Easy question: what's the most important thing about a coffee shop?
Easy answer: the coffee.
That's also the wrong answer. Or at least, it's not always the right one. This is because there is no "correct" answer to such a question. That fact doesn't apply only to coffee shops, but I'll stick with java for this edifying conceit. There are coffee places where I go for the coffee and the coffee alone, there are coffee shops I go to because they are good for working at, and there are cafe's where the decor is good enough that it makes up for any failings in the coffee.
Take Pannikin in La Jolla, for instance. The coffee there is average. It merits neither special mention nor condemnation. If I am realistic, this is the territory that 80% of coffee falls into. For the rest, 5% is outstanding and 15% is sub-par. Yet, despite it's normative coffee, Pannikin is very successful and I would rate it highly as a coffee shop, mostly because of its amazing patio.

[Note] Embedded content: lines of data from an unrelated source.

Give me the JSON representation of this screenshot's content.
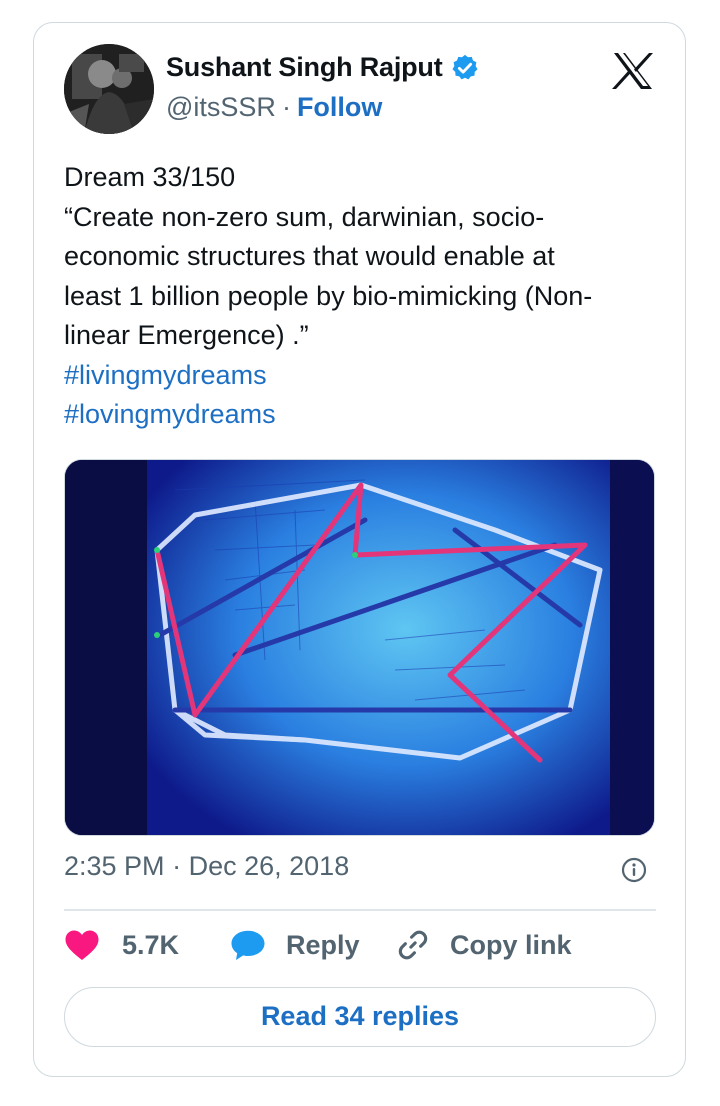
{
  "author": {
    "name": "Sushant Singh Rajput",
    "handle": "@itsSSR",
    "separator": "·",
    "follow_label": "Follow",
    "verified": true,
    "verified_color": "#1d9bf0"
  },
  "tweet": {
    "lines": [
      "Dream 33/150",
      "“Create non-zero sum, darwinian, socio-",
      "economic structures that would enable at",
      "least 1 billion people by bio-mimicking (Non-",
      "linear Emergence) .”"
    ],
    "hashtags": [
      "#livingmydreams",
      "#lovingmydreams"
    ]
  },
  "timestamp": {
    "time": "2:35 PM",
    "separator": "·",
    "date": "Dec 26, 2018"
  },
  "actions": {
    "likes": "5.7K",
    "reply_label": "Reply",
    "copy_label": "Copy link"
  },
  "read_replies_label": "Read 34 replies",
  "colors": {
    "link": "#1d6fc4",
    "like": "#f91880",
    "reply_icon": "#1d9bf0",
    "muted": "#536471",
    "border": "#cfd9de"
  },
  "icons": {
    "verified": "verified-badge-icon",
    "logo": "x-logo-icon",
    "like": "heart-icon",
    "reply": "speech-bubble-icon",
    "copy": "link-icon",
    "info": "info-icon"
  }
}
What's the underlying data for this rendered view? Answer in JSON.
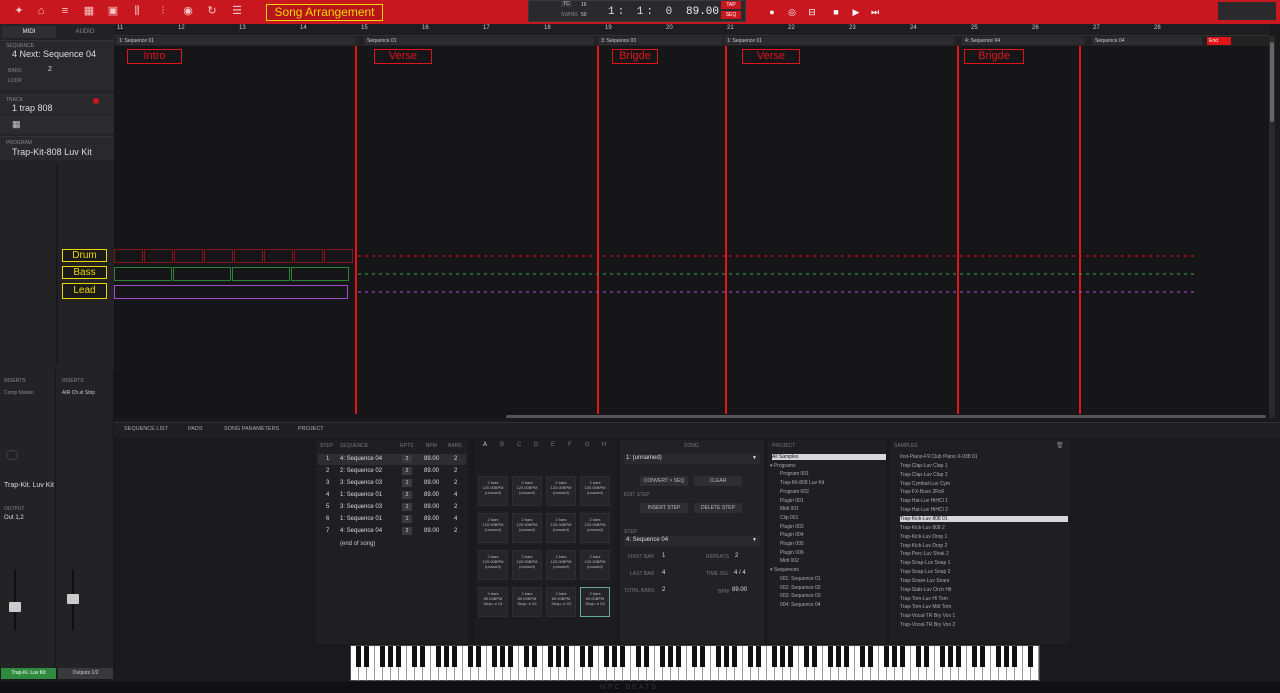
{
  "annotation_title": "Song Arrangement",
  "transport": {
    "tc_label": "TC",
    "tc_value": "16",
    "swing_label": "SWING",
    "swing_value": "50",
    "position": "1: 1: 0",
    "tempo": "89.00",
    "tap_label": "TAP",
    "seq_label": "SEQ"
  },
  "left_panel": {
    "tab_midi": "MIDI",
    "tab_audio": "AUDIO",
    "sequence_label": "SEQUENCE",
    "sequence_value": "4 Next: Sequence 04",
    "bars_label": "Bars",
    "bars_value": "2",
    "loop_label": "Loop",
    "track_label": "TRACK",
    "track_value": "1 trap 808",
    "program_label": "PROGRAM",
    "program_value": "Trap-Kit-808 Luv Kit",
    "inserts_label_1": "INSERTS",
    "inserts_value_1": "Comp Master",
    "inserts_label_2": "INSERTS",
    "inserts_value_2": "AIR Ch.el Strip",
    "strip_program": "Trap-Kit. Luv Kit",
    "output_label": "OUTPUT",
    "output_value": "Out 1,2",
    "strip_name_1": "Trap-Ki. Luv Kit",
    "strip_name_2": "Outputs 1/2"
  },
  "ruler": [
    "11",
    "12",
    "13",
    "14",
    "15",
    "16",
    "17",
    "18",
    "19",
    "20",
    "21",
    "22",
    "23",
    "24",
    "25",
    "26",
    "27",
    "28"
  ],
  "sequence_lane": [
    {
      "label": "1: Sequence 01"
    },
    {
      "label": "Sequence 01"
    },
    {
      "label": "3: Sequence 03"
    },
    {
      "label": "1: Sequence 01"
    },
    {
      "label": "4: Sequence 04"
    },
    {
      "label": "Sequence 04"
    }
  ],
  "end_label": "End",
  "sections": [
    {
      "label": "Intro"
    },
    {
      "label": "Verse"
    },
    {
      "label": "Brigde"
    },
    {
      "label": "Verse"
    },
    {
      "label": "Brigde"
    }
  ],
  "track_labels": [
    "Drum",
    "Bass",
    "Lead"
  ],
  "bottom_tabs": [
    "SEQUENCE LIST",
    "PADS",
    "SONG PARAMETERS",
    "PROJECT"
  ],
  "step_table": {
    "headers": [
      "STEP",
      "SEQUENCE",
      "RPTS",
      "BPM",
      "BARS"
    ],
    "rows": [
      {
        "step": "1",
        "sequence": "4: Sequence 04",
        "rpts": "2",
        "bpm": "89.00",
        "bars": "2"
      },
      {
        "step": "2",
        "sequence": "2: Sequence 02",
        "rpts": "2",
        "bpm": "89.00",
        "bars": "2"
      },
      {
        "step": "3",
        "sequence": "3: Sequence 03",
        "rpts": "1",
        "bpm": "89.00",
        "bars": "2"
      },
      {
        "step": "4",
        "sequence": "1: Sequence 01",
        "rpts": "2",
        "bpm": "89.00",
        "bars": "4"
      },
      {
        "step": "5",
        "sequence": "3: Sequence 03",
        "rpts": "1",
        "bpm": "89.00",
        "bars": "2"
      },
      {
        "step": "6",
        "sequence": "1: Sequence 01",
        "rpts": "1",
        "bpm": "89.00",
        "bars": "4"
      },
      {
        "step": "7",
        "sequence": "4: Sequence 04",
        "rpts": "2",
        "bpm": "89.00",
        "bars": "2"
      }
    ],
    "end_text": "(end of song)"
  },
  "pad_letters": [
    "A",
    "B",
    "C",
    "D",
    "E",
    "F",
    "G",
    "H"
  ],
  "pads": [
    "2 bars 120.00BPM (unused)",
    "2 bars 120.00BPM (unused)",
    "2 bars 120.00BPM (unused)",
    "2 bars 120.00BPM (unused)",
    "2 bars 120.00BPM (unused)",
    "2 bars 120.00BPM (unused)",
    "2 bars 120.00BPM (unused)",
    "2 bars 120.00BPM (unused)",
    "2 bars 120.00BPM (unused)",
    "2 bars 120.00BPM (unused)",
    "2 bars 120.00BPM (unused)",
    "2 bars 120.00BPM (unused)",
    "4 bars 89.00BPM Sequ..e 01",
    "2 bars 89.00BPM Sequ..e 02",
    "2 bars 89.00BPM Sequ..e 03",
    "2 bars 89.00BPM Sequ..e 04"
  ],
  "song_panel": {
    "header": "SONG",
    "song_value": "1: (unnamed)",
    "convert_label": "CONVERT > SEQ",
    "clear_label": "CLEAR",
    "edit_step_label": "EDIT STEP",
    "insert_label": "INSERT STEP",
    "delete_label": "DELETE STEP",
    "step_label": "STEP",
    "step_value": "4: Sequence 04",
    "first_bar_label": "FIRST BAR",
    "first_bar_value": "1",
    "repeats_label": "REPEATS",
    "repeats_value": "2",
    "last_bar_label": "LAST BAR",
    "last_bar_value": "4",
    "time_sig_label": "TIME SIG",
    "time_sig_value": "4 / 4",
    "total_bars_label": "TOTAL BARS",
    "total_bars_value": "2",
    "bpm_label": "BPM",
    "bpm_value": "89.00"
  },
  "project": {
    "header": "PROJECT",
    "items": [
      "All Samples",
      "▾ Programs",
      "Program 001",
      "Trap-Kit-808 Luv Kit",
      "Program 002",
      "Plugin 001",
      "Midi 001",
      "Clip 001",
      "Plugin 002",
      "Plugin 004",
      "Plugin 005",
      "Plugin 006",
      "Midi 002",
      "▾ Sequences",
      "001: Sequence 01",
      "002: Sequence 02",
      "003: Sequence 03",
      "004: Sequence 04"
    ]
  },
  "samples": {
    "header": "SAMPLES",
    "items": [
      "Inst-Piano-F9 Club Piano X-038 01",
      "Trap-Clap-Luv Clap 1",
      "Trap-Clap-Luv Clap 2",
      "Trap-Cymbal-Luv Cym",
      "Trap-FX-Buss 2Roll",
      "Trap-Hat-Luv HiHCl 1",
      "Trap-Hat-Luv HiHCl 2",
      "Trap-Kick-Luv 808 01",
      "Trap-Kick-Luv 808 2",
      "Trap-Kick-Luv Drop 1",
      "Trap-Kick-Luv Drop 2",
      "Trap-Perc-Luv Shak 2",
      "Trap-Snap-Luv Snap 1",
      "Trap-Snap-Luv Snap 2",
      "Trap-Snare-Luv Snare",
      "Trap-Stab-Luv Orch Hit",
      "Trap-Tom-Luv Hi Tom",
      "Trap-Tom-Luv Mid Tom",
      "Trap-Vocal-TR Bry Vox 1",
      "Trap-Vocal-TR Bry Vox 2"
    ]
  },
  "footer_brand": "MPC BEATS",
  "colors": {
    "accent_red": "#e0141b",
    "annotation_yellow": "#f0d600",
    "loop_blue": "#1aa6e6"
  }
}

The multi-level deck made of old, faded wood incorporates trees and geometry in a way that creates a quirky sense of original space. Such a vibe is surprisingly difficult to get right and usually comes from a sense of organic growth and patina that's charming and authentic rather than uncomfortable and forced.

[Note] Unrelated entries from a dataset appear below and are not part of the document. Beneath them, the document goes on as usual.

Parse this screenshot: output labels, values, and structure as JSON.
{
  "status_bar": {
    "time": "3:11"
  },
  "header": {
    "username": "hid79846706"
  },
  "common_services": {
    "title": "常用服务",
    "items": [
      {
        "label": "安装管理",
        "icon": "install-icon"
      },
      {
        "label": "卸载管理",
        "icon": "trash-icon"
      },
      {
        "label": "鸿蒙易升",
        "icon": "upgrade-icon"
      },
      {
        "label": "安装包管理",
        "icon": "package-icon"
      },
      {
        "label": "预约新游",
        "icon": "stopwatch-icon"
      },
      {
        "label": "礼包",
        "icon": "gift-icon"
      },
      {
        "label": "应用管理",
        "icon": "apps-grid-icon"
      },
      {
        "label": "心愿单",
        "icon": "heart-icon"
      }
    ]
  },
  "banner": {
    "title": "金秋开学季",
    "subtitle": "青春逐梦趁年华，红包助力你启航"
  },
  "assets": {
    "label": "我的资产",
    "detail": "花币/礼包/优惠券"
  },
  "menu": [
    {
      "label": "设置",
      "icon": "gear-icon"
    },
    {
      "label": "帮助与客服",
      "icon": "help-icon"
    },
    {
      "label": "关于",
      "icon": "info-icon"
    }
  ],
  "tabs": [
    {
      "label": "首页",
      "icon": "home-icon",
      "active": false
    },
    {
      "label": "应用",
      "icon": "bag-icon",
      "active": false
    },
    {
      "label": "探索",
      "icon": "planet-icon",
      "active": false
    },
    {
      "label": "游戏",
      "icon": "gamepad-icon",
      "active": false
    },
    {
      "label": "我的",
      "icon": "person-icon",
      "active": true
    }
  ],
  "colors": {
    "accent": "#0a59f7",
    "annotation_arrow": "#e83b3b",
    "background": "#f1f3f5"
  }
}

I also must recommend the delicious weirdness of the "french toast muffin." Studded with chocolate chips, the batter must contain huge volumes of egg. The muffin threatens to break the boundary separating morning pastry and custard, indeed it is almost like a popover that never popped and instead remained dense, sweet and chewy. It's a unique sweet by any means and, while not pretty to look at, is a sugarbomb worthy of sharing.

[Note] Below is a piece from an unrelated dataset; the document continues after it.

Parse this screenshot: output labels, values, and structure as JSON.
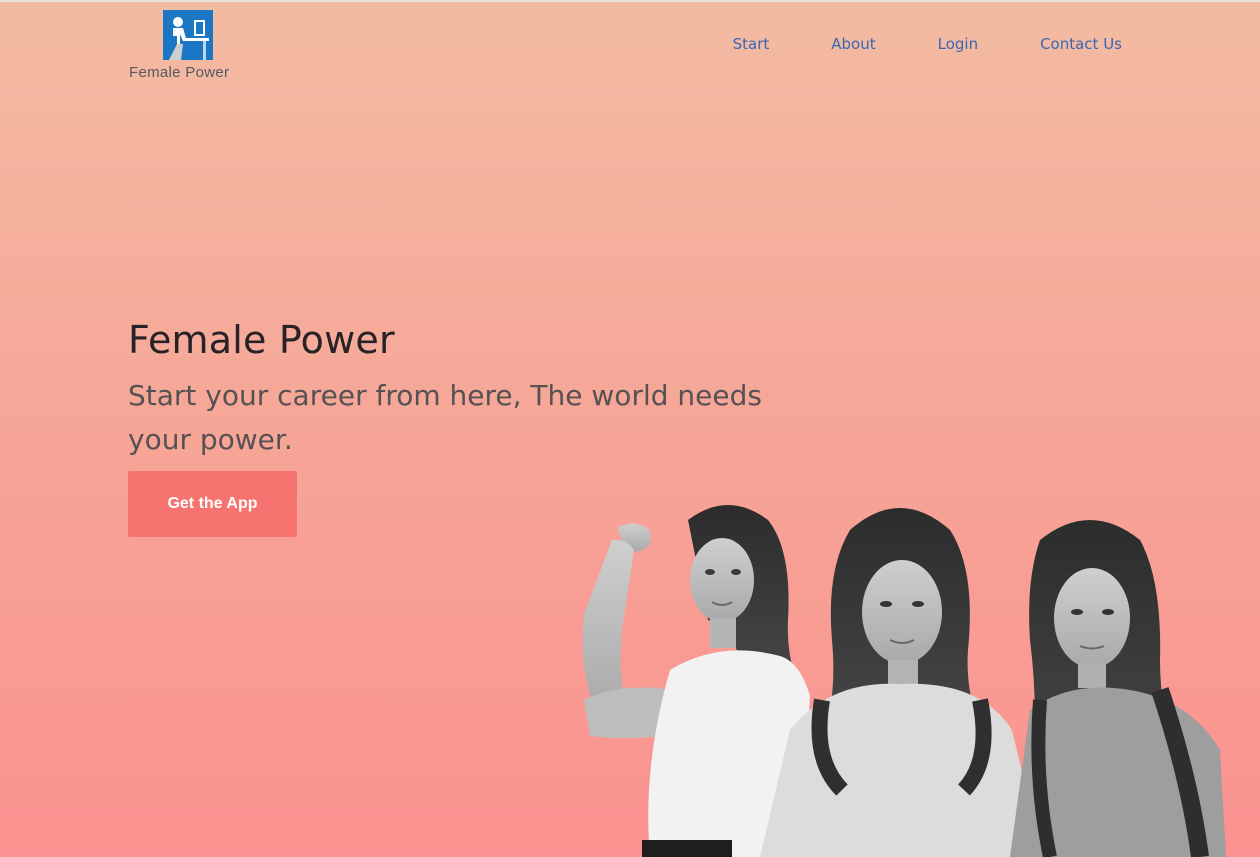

When we are spoiled for choice, as we are with coffee shops and most other types of business, I think it's important to differentiate between specific aspects and attributes of the many, many places we might patronize. It's actually a boon that we have so many options in front of us. There are places I might go just to get an exceptional cup of coffee and places I might go just because they have comfortable spaces. In a way, no place can really be perfect in every aspect, and it's valuable that we have a plethora of restaurants, nightclubs, bakeries, and cafes that bring different things to the great potluck of commerce. Don't get me wrong, proliferation and specialization going hand in hand has had its downfalls (a totally different subject that I won't get into) but the upside of the diverse market is that we are allowed some autonomy in fulfilling our desires and, in some respects, there is a little something for everyone out there if you just know what you're looking for.
7467 Girard Avenue